Month Flat Week Day
Tuesday, October 16, 2018 10:15 - 11:15
1 Hour
UPSC Cutting-Edge Seminar

Raphaël Mercier
Institut Jean-Pierre Bourgin, INRA Versailles, France

Title: What limits meiotic recombination?

Host: Catherine Bellini


Meiosis is an essential stage in the life cycle of sexually-reproducing organisms. Indeed, meiosis is the specialized cell division that reduces the number of chromosomes from two sets in the parent to one set in gametes, while fertilization restores the original chromosome number. Meiosis is also the stage of development when genetic recombination occurs, thus being the heart of Mendelian heredity. Increasing our knowledge on meiotic mechanisms, in addition to its intrinsic interest, would have also important implications for agriculture and medicine.
Arabidopsis emerged as one of the prominent models in the field of meiosis. Indeed, the meiotic field benefits greatly from a multi-model approach with several kingdoms represented, highlighting both conserved mechanisms and variation around the theme. Arabidopsis emerged as a very good model to study meiosis, notably because of the possibility of large scale genetic studies and the wide range of molecular and cytological tools.
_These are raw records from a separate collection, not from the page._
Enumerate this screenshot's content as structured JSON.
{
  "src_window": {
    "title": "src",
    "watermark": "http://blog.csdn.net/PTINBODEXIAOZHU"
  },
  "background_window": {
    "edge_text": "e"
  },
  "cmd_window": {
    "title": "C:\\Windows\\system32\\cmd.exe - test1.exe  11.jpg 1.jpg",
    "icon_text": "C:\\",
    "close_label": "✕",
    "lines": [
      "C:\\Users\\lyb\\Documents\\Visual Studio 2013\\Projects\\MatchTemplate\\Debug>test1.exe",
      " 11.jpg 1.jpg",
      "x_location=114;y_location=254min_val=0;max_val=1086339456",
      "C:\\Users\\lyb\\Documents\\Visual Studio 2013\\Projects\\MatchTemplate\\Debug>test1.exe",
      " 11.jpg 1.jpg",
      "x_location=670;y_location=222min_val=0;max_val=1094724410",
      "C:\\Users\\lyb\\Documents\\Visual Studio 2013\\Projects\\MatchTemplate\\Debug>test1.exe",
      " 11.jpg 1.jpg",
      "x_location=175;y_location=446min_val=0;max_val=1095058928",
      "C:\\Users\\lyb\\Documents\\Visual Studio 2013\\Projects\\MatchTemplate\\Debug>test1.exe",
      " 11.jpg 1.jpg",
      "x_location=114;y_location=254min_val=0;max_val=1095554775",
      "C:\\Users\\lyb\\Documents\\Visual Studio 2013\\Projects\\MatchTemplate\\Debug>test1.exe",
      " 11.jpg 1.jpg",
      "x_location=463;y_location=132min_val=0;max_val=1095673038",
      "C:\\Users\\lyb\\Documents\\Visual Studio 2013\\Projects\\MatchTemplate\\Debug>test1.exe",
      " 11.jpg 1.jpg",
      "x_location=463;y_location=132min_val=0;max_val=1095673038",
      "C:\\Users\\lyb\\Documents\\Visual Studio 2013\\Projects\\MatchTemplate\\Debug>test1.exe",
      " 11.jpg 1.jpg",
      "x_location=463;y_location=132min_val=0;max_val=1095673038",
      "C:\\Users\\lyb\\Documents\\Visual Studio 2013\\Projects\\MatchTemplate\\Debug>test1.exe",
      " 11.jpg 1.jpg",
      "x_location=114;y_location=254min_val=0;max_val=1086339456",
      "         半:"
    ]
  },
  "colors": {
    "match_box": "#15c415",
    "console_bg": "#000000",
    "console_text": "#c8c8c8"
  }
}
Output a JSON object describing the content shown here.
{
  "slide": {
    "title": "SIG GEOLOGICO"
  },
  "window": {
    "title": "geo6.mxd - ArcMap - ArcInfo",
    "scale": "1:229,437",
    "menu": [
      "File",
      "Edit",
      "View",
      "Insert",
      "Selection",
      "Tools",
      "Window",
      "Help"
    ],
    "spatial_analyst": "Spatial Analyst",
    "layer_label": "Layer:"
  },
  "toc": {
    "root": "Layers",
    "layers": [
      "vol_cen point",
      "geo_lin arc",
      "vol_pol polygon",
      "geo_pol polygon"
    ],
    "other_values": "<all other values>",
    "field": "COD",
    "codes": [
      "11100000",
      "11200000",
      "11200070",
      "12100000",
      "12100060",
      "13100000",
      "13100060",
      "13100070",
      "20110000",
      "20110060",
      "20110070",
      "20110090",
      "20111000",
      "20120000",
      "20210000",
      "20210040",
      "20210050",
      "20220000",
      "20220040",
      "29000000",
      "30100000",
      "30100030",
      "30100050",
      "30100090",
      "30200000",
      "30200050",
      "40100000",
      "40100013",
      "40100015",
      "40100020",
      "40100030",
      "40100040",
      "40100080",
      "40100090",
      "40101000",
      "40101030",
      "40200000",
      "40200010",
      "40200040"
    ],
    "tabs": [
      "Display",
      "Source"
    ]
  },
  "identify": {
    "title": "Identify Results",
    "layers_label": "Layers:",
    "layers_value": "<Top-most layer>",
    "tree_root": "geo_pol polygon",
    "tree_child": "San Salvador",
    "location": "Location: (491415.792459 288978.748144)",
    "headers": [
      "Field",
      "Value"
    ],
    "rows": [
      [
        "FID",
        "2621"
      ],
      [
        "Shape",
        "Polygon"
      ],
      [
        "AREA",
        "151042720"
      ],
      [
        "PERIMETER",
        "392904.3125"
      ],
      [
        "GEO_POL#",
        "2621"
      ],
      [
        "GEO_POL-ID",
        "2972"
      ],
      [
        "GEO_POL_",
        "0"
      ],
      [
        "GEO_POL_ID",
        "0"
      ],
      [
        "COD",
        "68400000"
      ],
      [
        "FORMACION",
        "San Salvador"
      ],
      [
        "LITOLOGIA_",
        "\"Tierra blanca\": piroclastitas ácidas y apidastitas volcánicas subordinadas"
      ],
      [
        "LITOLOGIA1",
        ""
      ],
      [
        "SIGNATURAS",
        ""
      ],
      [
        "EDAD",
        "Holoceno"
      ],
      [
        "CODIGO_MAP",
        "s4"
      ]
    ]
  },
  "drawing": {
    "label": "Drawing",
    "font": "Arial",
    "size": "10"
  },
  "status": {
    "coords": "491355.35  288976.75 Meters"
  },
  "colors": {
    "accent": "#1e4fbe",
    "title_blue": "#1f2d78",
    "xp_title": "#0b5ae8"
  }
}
Raphaël Mercier and his team aim at deciphering meiotic mechanisms, including recombination, cell cycle and sister chromatid cohesion modifications, and their functional relationships. To achieve this goal, they are conducting various genetic screens and characterizing the key players that they identified.
Apomixis results in progeny that are genetic clones of the maternal parent and thus is of great interest due to its potential revolutionary application in crop improvement. By introducing apomixis into sexual plants, any desired genotype, no matter how complex, could be perpetuated through successive seed generations. However, despite the occurrence of apomixis in over 400 species of angiosperms, very few crop species are apomictic and attempts to introduce this trait by crossing have failed. Raphaël Mercier ‘s projects aim, via a better understanding of sexual reproduction processes, to de novo engineer apomixes in sexual plants